Element data from apps and pages

----

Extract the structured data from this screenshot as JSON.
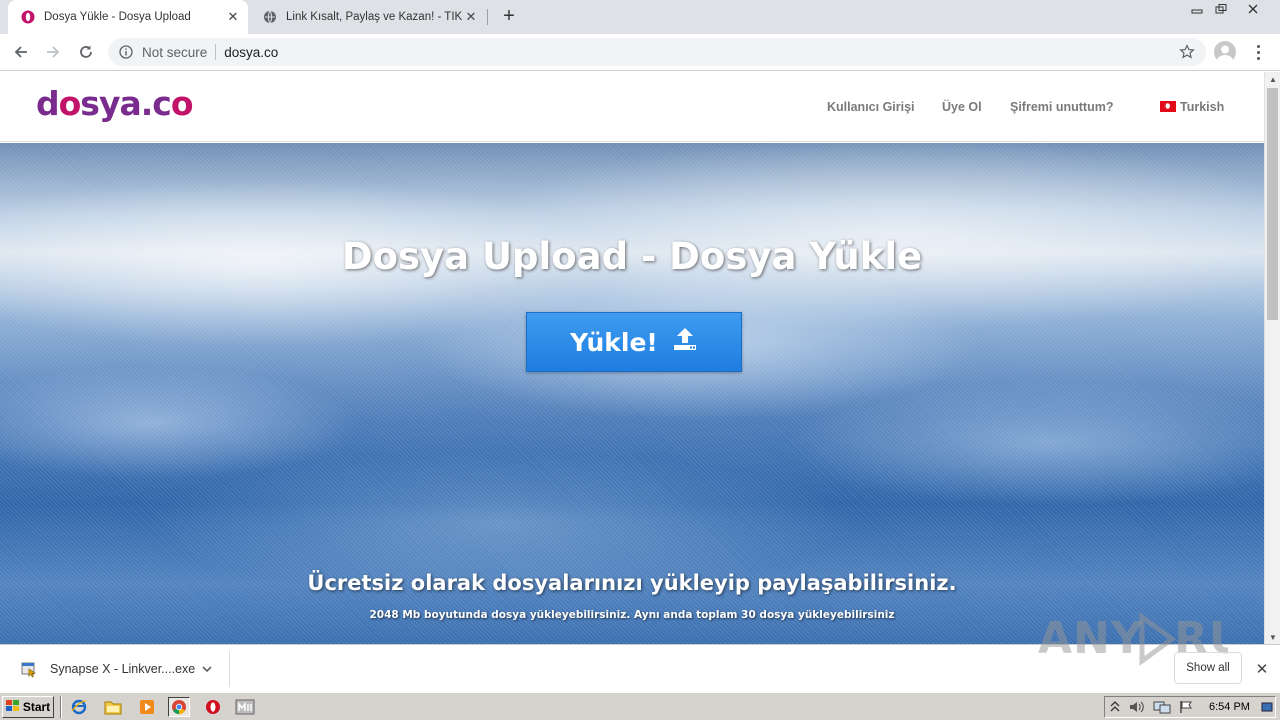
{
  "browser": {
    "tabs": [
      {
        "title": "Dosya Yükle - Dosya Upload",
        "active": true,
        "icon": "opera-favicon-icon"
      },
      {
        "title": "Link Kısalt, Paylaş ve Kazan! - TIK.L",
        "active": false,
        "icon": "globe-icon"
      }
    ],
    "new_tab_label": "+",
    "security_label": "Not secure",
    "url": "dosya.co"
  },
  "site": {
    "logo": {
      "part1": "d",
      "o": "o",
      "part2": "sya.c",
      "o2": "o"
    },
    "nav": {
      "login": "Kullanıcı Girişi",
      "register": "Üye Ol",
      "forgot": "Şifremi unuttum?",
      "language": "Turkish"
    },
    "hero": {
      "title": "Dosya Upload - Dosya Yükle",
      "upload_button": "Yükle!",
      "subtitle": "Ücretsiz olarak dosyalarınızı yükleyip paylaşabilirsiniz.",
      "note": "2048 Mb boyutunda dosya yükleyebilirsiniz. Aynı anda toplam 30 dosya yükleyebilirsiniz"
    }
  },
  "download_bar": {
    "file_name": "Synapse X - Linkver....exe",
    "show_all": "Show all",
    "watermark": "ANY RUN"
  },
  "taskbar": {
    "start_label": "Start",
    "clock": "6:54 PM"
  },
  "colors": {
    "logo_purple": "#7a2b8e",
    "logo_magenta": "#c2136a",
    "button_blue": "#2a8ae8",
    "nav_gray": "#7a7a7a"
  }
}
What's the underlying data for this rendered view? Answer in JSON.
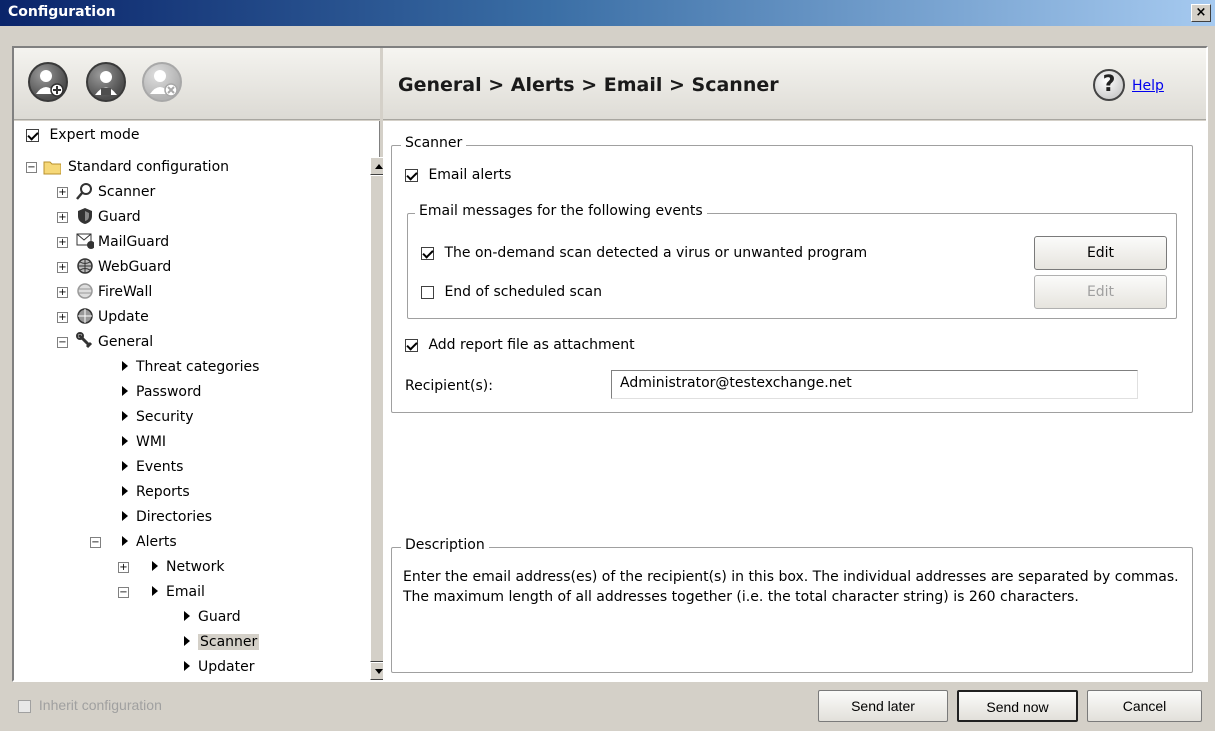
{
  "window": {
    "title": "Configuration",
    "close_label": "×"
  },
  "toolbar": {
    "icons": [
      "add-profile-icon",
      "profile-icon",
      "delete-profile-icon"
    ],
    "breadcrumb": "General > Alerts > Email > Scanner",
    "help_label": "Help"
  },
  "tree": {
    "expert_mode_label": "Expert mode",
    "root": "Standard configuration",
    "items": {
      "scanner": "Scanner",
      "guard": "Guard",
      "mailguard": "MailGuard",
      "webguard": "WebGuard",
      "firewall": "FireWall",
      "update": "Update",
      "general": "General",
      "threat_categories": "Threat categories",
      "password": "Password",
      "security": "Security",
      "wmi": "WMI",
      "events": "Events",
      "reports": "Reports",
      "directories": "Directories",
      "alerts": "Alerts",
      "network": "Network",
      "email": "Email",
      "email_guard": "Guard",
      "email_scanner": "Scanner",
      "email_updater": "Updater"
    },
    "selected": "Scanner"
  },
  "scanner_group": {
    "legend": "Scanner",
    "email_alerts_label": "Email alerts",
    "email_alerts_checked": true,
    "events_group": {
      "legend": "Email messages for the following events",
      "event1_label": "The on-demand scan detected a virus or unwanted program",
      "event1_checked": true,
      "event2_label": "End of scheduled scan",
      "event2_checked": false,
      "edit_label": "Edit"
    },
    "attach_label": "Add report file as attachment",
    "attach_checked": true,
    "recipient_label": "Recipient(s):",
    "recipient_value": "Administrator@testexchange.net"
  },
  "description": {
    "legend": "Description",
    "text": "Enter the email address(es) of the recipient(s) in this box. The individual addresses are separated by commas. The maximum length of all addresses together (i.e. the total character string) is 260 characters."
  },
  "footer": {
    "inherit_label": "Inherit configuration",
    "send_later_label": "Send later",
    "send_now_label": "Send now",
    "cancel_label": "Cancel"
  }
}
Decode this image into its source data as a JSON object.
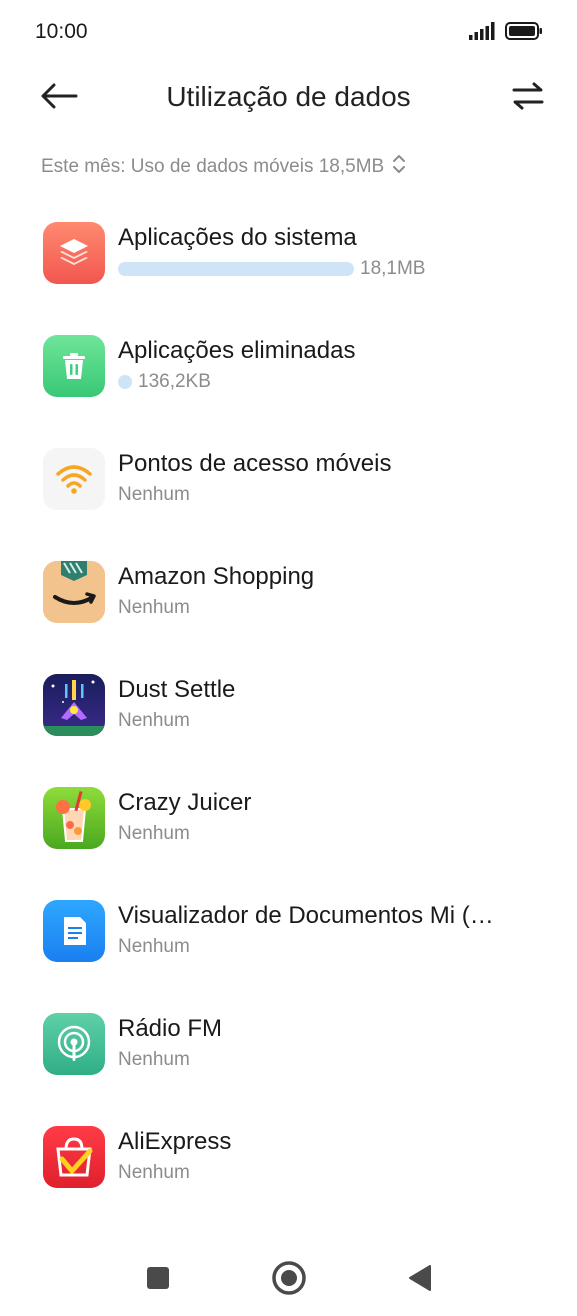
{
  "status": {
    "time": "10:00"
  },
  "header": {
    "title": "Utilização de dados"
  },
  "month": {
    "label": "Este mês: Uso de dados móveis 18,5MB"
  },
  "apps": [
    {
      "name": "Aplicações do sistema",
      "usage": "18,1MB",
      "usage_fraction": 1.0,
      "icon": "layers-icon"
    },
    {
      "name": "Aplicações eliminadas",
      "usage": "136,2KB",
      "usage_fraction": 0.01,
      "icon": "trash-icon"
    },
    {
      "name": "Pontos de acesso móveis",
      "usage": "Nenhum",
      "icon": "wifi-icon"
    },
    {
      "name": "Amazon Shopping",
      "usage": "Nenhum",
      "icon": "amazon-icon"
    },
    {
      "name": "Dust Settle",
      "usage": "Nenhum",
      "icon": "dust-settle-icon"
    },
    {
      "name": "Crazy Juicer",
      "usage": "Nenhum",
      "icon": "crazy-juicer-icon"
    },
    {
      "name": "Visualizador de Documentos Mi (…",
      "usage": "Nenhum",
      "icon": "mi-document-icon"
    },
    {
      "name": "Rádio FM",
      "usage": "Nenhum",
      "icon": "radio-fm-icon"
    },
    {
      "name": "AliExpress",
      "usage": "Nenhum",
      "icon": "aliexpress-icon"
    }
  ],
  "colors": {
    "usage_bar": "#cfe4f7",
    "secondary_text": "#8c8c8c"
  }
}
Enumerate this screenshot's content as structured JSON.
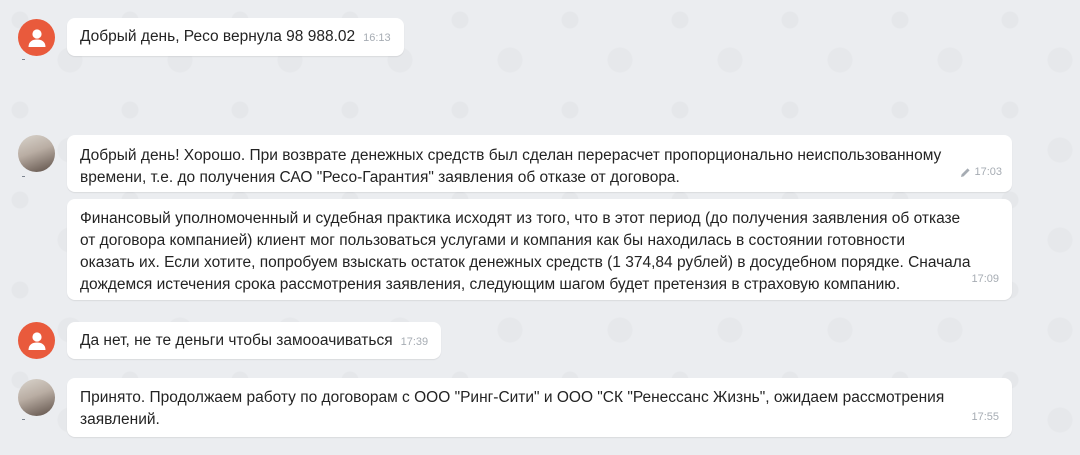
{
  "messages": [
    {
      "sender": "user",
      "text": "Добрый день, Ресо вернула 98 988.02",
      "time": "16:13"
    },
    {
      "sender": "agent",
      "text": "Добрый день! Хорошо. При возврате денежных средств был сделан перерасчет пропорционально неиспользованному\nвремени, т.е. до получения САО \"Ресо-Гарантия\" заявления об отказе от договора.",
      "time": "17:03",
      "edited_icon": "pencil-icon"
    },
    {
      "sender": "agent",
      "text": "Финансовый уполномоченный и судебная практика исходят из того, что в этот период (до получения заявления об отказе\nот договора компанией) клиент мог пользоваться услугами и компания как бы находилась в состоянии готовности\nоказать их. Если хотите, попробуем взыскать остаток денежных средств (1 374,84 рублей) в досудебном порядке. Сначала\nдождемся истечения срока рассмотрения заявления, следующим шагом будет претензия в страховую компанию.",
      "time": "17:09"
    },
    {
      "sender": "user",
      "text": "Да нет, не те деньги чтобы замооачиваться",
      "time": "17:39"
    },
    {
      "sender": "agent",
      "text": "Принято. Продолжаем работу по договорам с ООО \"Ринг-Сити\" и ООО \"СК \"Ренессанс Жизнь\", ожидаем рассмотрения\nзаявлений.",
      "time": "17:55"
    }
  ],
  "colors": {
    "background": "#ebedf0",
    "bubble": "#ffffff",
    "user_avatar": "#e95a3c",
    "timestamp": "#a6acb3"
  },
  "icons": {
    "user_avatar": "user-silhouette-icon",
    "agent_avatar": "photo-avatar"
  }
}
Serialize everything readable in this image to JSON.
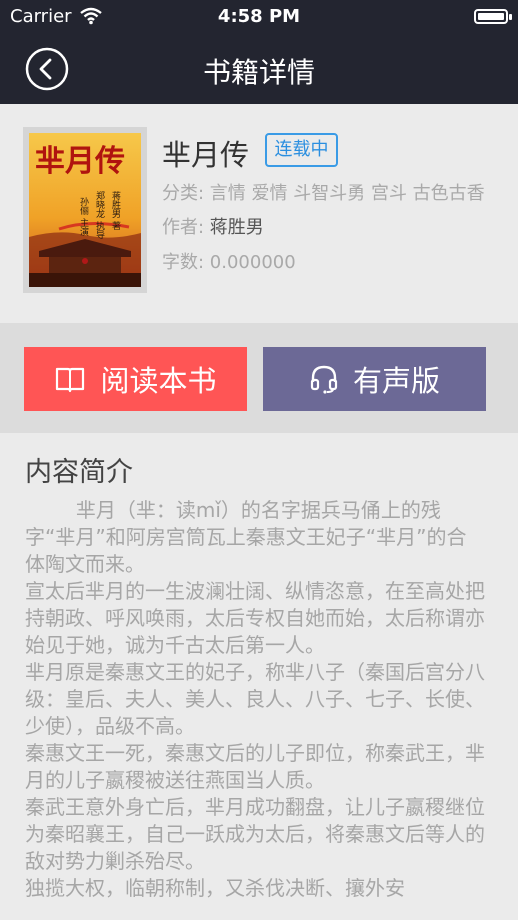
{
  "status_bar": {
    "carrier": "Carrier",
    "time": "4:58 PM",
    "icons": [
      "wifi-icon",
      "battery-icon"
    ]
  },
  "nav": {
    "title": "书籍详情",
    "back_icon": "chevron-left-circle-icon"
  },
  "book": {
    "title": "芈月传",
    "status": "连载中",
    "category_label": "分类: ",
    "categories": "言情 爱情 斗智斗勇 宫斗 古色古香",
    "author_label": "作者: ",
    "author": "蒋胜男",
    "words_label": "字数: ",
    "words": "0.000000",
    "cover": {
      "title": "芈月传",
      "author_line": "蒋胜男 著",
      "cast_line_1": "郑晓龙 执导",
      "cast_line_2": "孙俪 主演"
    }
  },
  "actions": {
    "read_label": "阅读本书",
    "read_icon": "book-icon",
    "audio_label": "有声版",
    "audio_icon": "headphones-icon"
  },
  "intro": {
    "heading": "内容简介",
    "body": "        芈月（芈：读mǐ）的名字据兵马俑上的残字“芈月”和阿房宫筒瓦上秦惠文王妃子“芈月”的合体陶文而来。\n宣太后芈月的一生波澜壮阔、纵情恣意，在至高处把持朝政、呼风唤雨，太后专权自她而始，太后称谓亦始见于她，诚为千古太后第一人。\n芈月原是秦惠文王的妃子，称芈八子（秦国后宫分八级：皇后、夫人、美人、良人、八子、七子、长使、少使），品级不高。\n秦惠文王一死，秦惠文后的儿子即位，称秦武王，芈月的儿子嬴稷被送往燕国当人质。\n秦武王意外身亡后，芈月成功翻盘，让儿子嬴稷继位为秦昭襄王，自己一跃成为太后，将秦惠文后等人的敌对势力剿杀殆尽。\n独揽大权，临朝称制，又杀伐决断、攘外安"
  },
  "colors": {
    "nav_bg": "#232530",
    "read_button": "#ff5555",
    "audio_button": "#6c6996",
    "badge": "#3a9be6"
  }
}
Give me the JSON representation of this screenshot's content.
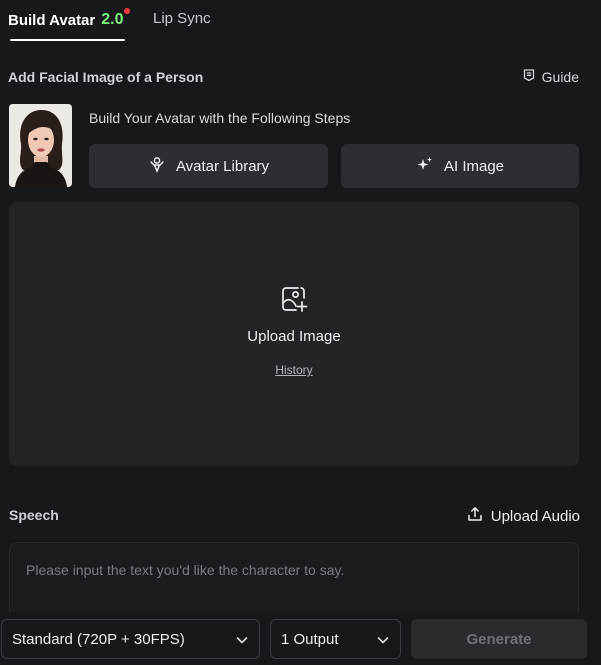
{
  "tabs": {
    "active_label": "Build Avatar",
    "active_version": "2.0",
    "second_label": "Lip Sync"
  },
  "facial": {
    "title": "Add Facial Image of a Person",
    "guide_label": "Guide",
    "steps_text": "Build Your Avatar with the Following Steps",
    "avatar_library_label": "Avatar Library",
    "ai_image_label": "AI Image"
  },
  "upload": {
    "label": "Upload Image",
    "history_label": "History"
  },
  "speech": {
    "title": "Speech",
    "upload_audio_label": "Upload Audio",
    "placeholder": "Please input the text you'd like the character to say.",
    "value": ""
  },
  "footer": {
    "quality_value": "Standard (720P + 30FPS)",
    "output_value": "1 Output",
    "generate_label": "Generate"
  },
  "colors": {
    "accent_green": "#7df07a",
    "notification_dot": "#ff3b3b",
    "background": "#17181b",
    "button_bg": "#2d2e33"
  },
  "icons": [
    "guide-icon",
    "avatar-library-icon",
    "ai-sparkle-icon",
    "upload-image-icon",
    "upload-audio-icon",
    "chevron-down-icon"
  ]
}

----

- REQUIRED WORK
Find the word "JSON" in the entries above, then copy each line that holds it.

- ANSWER FOR THE TASK
Extract the structured data from this screenshot as JSON.
What's the underlying data for this rendered view? Answer in JSON.
Decode this image into its source data as a JSON object.
Enumerate this screenshot's content as structured JSON.
Serialize everything readable in this image to JSON.
Give me the JSON representation of this screenshot's content.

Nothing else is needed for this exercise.